When you are first approved for Medicaid you are automatically enrolled in our Fee-For-Service coverage. You will get a letter in the mail with your Medicaid card and can start using services right away. If you stay on the Fee-For-Service plan, you will get a new card every month.

Ohio Medicaid has a statewide network of providers including hospitals, family practice doctors, pharmacies and durable medical equipment companies. Under the Fee-For-Service plan these providers bill Medicaid directly for health care services they provide to you. You should ask the provider if they accept Medicaid before you schedule an appointment.

Step 3: Managed Care
Most people are automatically approved for Medicaid Managed Care coverage. Shortly after you get on Medicaid you will get a letter asking you to choose a Medicaid Managed Care plan (MCP). Visit or call the Consumer Hotline to find out which plans are available in your area. Below are the links to the five managed care plans for more information. If you don’t choose a plan, we will choose one for you.
Description: Click here to visit the Buckeye Community Health Plan web site.Description: Click here to visit the CareSource web site.Description: http://medicaid.ohio.gov/portals/0/Images/MCP/Molina-small.jpgDescription: Click here to visit the Paramount Advantage web siteDescription: Click here to visit the United Health Care web site
The best way to enroll in Managed Care is online with the Consumer Hotline.


Step 4: Getting Health Care
Managed Care acts just like regular private health insurance. Once you are enrolled in a Managed Care plan, you will get a new card in the mail. Here’s what they look like.
Description: Example medical card for Buckeye Community Health PlanDescription: Example medical card for Molina Health PlanDescription: Example medical card for CareSource
Description: Example medical card for Paramount Advantage Health PlanDescription: Example medical card for United Health Care Health Plan
Managed Care plans send one permanent card when you enroll. Keep this card for as long as you are on the plan.

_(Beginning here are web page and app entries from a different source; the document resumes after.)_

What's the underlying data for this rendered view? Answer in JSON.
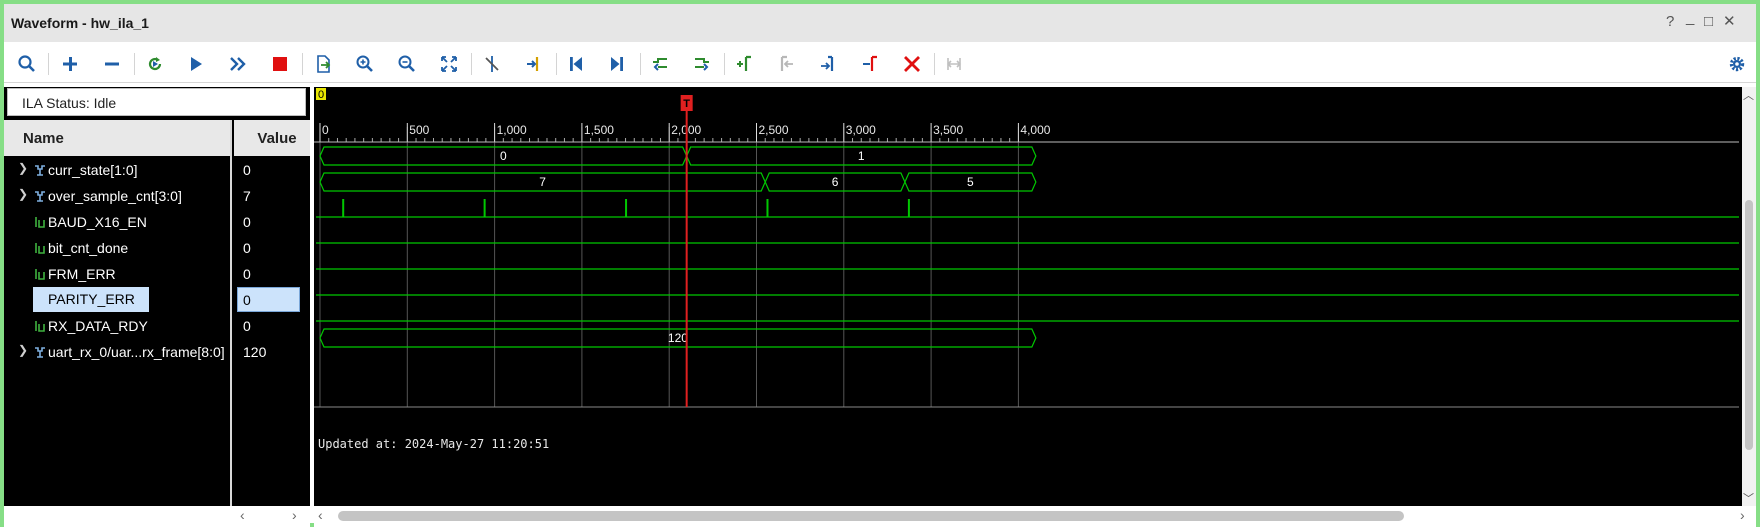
{
  "window": {
    "title": "Waveform - hw_ila_1",
    "controls": [
      "?",
      "_",
      "□",
      "✕"
    ]
  },
  "toolbar": {
    "buttons": [
      "search-icon",
      "add-icon",
      "remove-icon",
      "run-trigger-immediate-icon",
      "run-trigger-icon",
      "run-continuous-icon",
      "stop-icon",
      "export-icon",
      "zoom-in-icon",
      "zoom-out-icon",
      "zoom-fit-icon",
      "cursor-cut-icon",
      "marker-add-icon",
      "go-to-start-icon",
      "go-to-end-icon",
      "prev-transition-icon",
      "next-transition-icon",
      "add-marker-icon",
      "prev-marker-icon",
      "next-marker-icon",
      "swap-cursor-icon",
      "delete-icon",
      "snap-icon"
    ],
    "settings_icon": "gear-icon"
  },
  "status": {
    "ila_status": "ILA Status: Idle"
  },
  "columns": {
    "name": "Name",
    "value": "Value"
  },
  "signals": [
    {
      "name": "curr_state[1:0]",
      "value": "0",
      "kind": "bus",
      "expandable": true
    },
    {
      "name": "over_sample_cnt[3:0]",
      "value": "7",
      "kind": "bus",
      "expandable": true
    },
    {
      "name": "BAUD_X16_EN",
      "value": "0",
      "kind": "bit",
      "expandable": false
    },
    {
      "name": "bit_cnt_done",
      "value": "0",
      "kind": "bit",
      "expandable": false
    },
    {
      "name": "FRM_ERR",
      "value": "0",
      "kind": "bit",
      "expandable": false
    },
    {
      "name": "PARITY_ERR",
      "value": "0",
      "kind": "bit",
      "expandable": false,
      "selected": true
    },
    {
      "name": "RX_DATA_RDY",
      "value": "0",
      "kind": "bit",
      "expandable": false
    },
    {
      "name": "uart_rx_0/uar...rx_frame[8:0]",
      "value": "120",
      "kind": "bus",
      "expandable": true
    }
  ],
  "waveform": {
    "marker_label": "0",
    "trigger_label": "T",
    "trigger_sample": 2100,
    "timeline_labels": [
      "0",
      "500",
      "1,000",
      "1,500",
      "2,000",
      "2,500",
      "3,000",
      "3,500",
      "4,000"
    ],
    "updated_at": "Updated at: 2024-May-27 11:20:51",
    "curr_state_segments": [
      {
        "label": "0",
        "from": 0,
        "to": 2100
      },
      {
        "label": "1",
        "from": 2100,
        "to": 4100
      }
    ],
    "over_sample_cnt_segments": [
      {
        "label": "7",
        "from": 0,
        "to": 2550
      },
      {
        "label": "6",
        "from": 2550,
        "to": 3350
      },
      {
        "label": "5",
        "from": 3350,
        "to": 4100
      }
    ],
    "baud_pulses": [
      130,
      940,
      1750,
      2560,
      3370
    ],
    "rx_frame_segments": [
      {
        "label": "120",
        "from": 0,
        "to": 4100
      }
    ]
  },
  "colors": {
    "wave": "#00c800",
    "cursor": "#e02020",
    "background": "#000000",
    "border": "#86de86"
  }
}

The plan will also send you information on your doctors, health services and scope of coverage from your plan.

 

 

LINKS
ObamaCare Facts: Facts on the Affordable Care Act
HealthCare.gov
The YouToons Get Ready for ObamaCare